The Ethics and Anti-Corruption Commission (EACC) documented evidence of “criminal” behaviour in the purchase of Covid-19 kits and declared there was “irregular expenditure” of Sh7.8 billion.

Past trends indicate that cash from theft of taxpayer money is splashed on assets like high-end cars, land and homes.

“Once the overpaid amount is determined by a multi-agency team, ARA should move to recover the money from the firms that were overpaid,” Abdulswamad Nassir, who chairs the committee, said.

The ARA is charged with recovery of assets such as buildings, land and cash stashed in bank accounts that are suspected to be proceeds of crime or money laundering.

Kemsa bought the Covid-19 emergency equipment at Sh6.3 billion in a procurement the EACC flagged as irregular and recommended charges against some officials.

A special audit by Auditor-General Nancy Gathungu showed that Kemsa may realise a loss of Sh2.33 billion if the products, which were stuck at its warehouses, are sold at the current market price.

In a separate report, the Public Procurement Regulatory Authority catalogued instances of alleged inflation of prices for products procured by Kemsa.

Paracetamol tablets sold at Sh40 per pack were bought for Sh66.50 during the pandemic, while alcohol-based hand sanitiser priced at Sh313 was purchased at Sh495, the report said.

“There was no evidence of indicative price indices obtained through market survey,” the report said.

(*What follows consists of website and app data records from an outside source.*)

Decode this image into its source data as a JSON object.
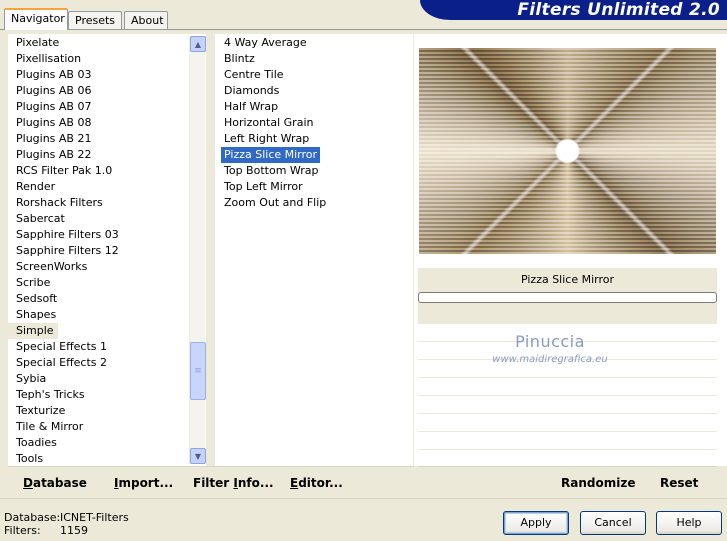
{
  "app": {
    "title": "Filters Unlimited 2.0"
  },
  "tabs": [
    {
      "label": "Navigator",
      "active": true
    },
    {
      "label": "Presets",
      "active": false
    },
    {
      "label": "About",
      "active": false
    }
  ],
  "categories": {
    "items": [
      "Pixelate",
      "Pixellisation",
      "Plugins AB 03",
      "Plugins AB 06",
      "Plugins AB 07",
      "Plugins AB 08",
      "Plugins AB 21",
      "Plugins AB 22",
      "RCS Filter Pak 1.0",
      "Render",
      "Rorshack Filters",
      "Sabercat",
      "Sapphire Filters 03",
      "Sapphire Filters 12",
      "ScreenWorks",
      "Scribe",
      "Sedsoft",
      "Shapes",
      "Simple",
      "Special Effects 1",
      "Special Effects 2",
      "Sybia",
      "Teph's Tricks",
      "Texturize",
      "Tile & Mirror",
      "Toadies",
      "Tools"
    ],
    "selected": "Simple"
  },
  "filters": {
    "items": [
      "4 Way Average",
      "Blintz",
      "Centre Tile",
      "Diamonds",
      "Half Wrap",
      "Horizontal Grain",
      "Left Right Wrap",
      "Pizza Slice Mirror",
      "Top Bottom Wrap",
      "Top Left Mirror",
      "Zoom Out and Flip"
    ],
    "selected": "Pizza Slice Mirror"
  },
  "preview": {
    "filter_name": "Pizza Slice Mirror",
    "watermark": "Pinuccia",
    "watermark_url": "www.maidiregrafica.eu"
  },
  "toolbar": {
    "database": {
      "first": "D",
      "rest": "atabase"
    },
    "import": {
      "first": "I",
      "rest": "mport..."
    },
    "filter_info": {
      "pre": "Filter ",
      "first": "I",
      "rest": "nfo..."
    },
    "editor": {
      "first": "E",
      "rest": "ditor..."
    },
    "randomize": "Randomize",
    "reset": "Reset"
  },
  "status": {
    "database_label": "Database:",
    "database_value": "ICNET-Filters",
    "filters_label": "Filters:",
    "filters_value": "1159"
  },
  "buttons": {
    "apply": "Apply",
    "cancel": "Cancel",
    "help": "Help"
  }
}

It also alleged that most “tenders were retrospectively negotiated and evaluated after the deliveries” and “some of the negotiated prices were not as per the prices as proposed.”

In its damning report tabled in Parliament last evening, the PIC wants all firms that supplied Kemsa at inflated prices to refund the government the excess payment within a month.

Scores of public officials and business people have appeared in court in recent months on charges relating to alleged theft of hundreds of millions of shillings from public coffers.

As a result of the cases, the State has either frozen or seized hundreds of millions of shillings in bank accounts and confiscated assets such as homes, land and luxury cars from the suspects.

Official data shows that the State agencies recovered assets linked to graft worth Sh12.8 billion in the year to June last year, up from Sh3.8 billion in the year to June 2018— reflecting the government’s aggressiveness in recovering stolen public properties.

However, lack of a legal regime guiding the use of assets seized by the State agencies has seen seized land and homes remain unused and millions of hundreds of shillings untouched in banks. Moveable assets like cars have been lying at police stations, with their values depreciating fast, making it difficult to auction the properties.

TWO FIRMS

The parliamentary committee also wants the Kenya Revenue Authority commissioner-general, Githii Mburu, to launch investigations into all the suppliers that delivered Covid-19 equipment to Kemsa to establish whether they declared and paid taxes to the authority.

The MPs said in the event that there were firms that failed to declare and pay taxes, the KRA should commence appropriate legal action against them.

The committee chaired by Mr Nassir has singled out 110 companies that were paid inflated sums for supply of KN95 face masks and surgical masks between March and July 2020.

The MPs said only two firms followed the right procurement procedures in the supply of Covid-19 items.